If someone makes a will but it is not legally valid, the rules of intestacy decide how the estate will be shared out, not the wishes expressed in the will.

If the person who has died has left surviving children, grandchildren or great grandchildren and the estate is valued at more than £250000 (2013), the partner will inherit:
• all the personal property and belongings of the person who has died
• the first £250000 of the estate, and
• a life interest in half of the remaining estate. The capital sum cannot be touched.

If the estate is worth more than £450000 and there are no surviving children, grandchildren or great grandchildren, but there are surviving parents, the partner will inherit
• all the personal property and belongings of the person who has died and
• the first £450000 of the estate with interest from the date of death
• one-half of the remaining estate
The same inheritance occurs where there are no surviving children, grandchildren, great-grandchildren or parents, but there are surviving brothers, sisters, nephews or nieces.

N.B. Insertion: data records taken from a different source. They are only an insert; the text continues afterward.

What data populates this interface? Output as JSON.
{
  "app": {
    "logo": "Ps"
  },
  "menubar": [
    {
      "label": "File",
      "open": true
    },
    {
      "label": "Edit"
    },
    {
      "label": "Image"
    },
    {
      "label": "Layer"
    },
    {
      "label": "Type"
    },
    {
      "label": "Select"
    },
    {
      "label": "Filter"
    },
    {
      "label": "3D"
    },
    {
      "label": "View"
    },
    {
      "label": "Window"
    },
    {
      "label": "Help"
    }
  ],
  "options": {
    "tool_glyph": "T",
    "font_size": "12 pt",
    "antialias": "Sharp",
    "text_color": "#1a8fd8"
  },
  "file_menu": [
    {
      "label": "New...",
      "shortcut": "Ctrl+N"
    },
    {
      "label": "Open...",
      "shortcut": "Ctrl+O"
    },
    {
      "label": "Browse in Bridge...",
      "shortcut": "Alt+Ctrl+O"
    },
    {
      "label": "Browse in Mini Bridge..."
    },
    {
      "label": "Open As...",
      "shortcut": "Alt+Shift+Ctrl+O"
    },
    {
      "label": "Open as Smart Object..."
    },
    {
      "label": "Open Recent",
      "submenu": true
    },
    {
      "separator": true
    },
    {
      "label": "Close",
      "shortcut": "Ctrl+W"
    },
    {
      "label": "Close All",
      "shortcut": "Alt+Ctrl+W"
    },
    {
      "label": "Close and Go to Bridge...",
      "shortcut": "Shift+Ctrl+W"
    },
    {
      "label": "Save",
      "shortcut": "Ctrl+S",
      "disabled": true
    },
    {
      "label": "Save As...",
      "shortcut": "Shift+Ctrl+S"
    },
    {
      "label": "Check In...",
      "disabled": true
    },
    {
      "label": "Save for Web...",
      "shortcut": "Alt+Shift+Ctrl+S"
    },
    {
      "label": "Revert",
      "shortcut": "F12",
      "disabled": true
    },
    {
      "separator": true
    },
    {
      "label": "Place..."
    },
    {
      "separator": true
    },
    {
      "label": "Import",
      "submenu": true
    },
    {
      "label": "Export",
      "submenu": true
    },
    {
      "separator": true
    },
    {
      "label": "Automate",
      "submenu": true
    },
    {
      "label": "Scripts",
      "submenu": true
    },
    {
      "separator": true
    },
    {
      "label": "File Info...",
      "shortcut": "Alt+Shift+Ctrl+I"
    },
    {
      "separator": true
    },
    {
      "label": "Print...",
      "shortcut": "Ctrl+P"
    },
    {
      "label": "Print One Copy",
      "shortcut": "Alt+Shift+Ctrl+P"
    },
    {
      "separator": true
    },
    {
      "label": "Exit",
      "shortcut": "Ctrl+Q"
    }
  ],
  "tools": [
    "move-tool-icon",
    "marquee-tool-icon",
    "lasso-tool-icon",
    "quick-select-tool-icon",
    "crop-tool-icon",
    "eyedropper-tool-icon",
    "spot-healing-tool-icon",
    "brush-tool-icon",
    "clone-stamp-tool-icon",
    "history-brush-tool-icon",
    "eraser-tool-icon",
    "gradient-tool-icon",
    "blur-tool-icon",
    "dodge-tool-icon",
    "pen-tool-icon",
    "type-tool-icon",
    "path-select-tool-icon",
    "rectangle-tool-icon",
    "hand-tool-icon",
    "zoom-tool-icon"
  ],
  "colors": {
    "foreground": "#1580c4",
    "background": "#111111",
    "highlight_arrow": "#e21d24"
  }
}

Couples may jointly own their home either as beneficial joint tenants or tenants in common. If the partners were beneficial joint tenants at the time of the death, the surviving partner will automatically inherit the other partner’s share of the property. However if the partners are tenants in common, the surviving partner does not automatically inherit the other person’s share.
Couples may also have joint bank or building society accounts. If one dies, the other partner will automatically inherit the whole of the money.
Property and money that the surviving partner inherits does not count as part of the estate when it is being valued for intestacy rules.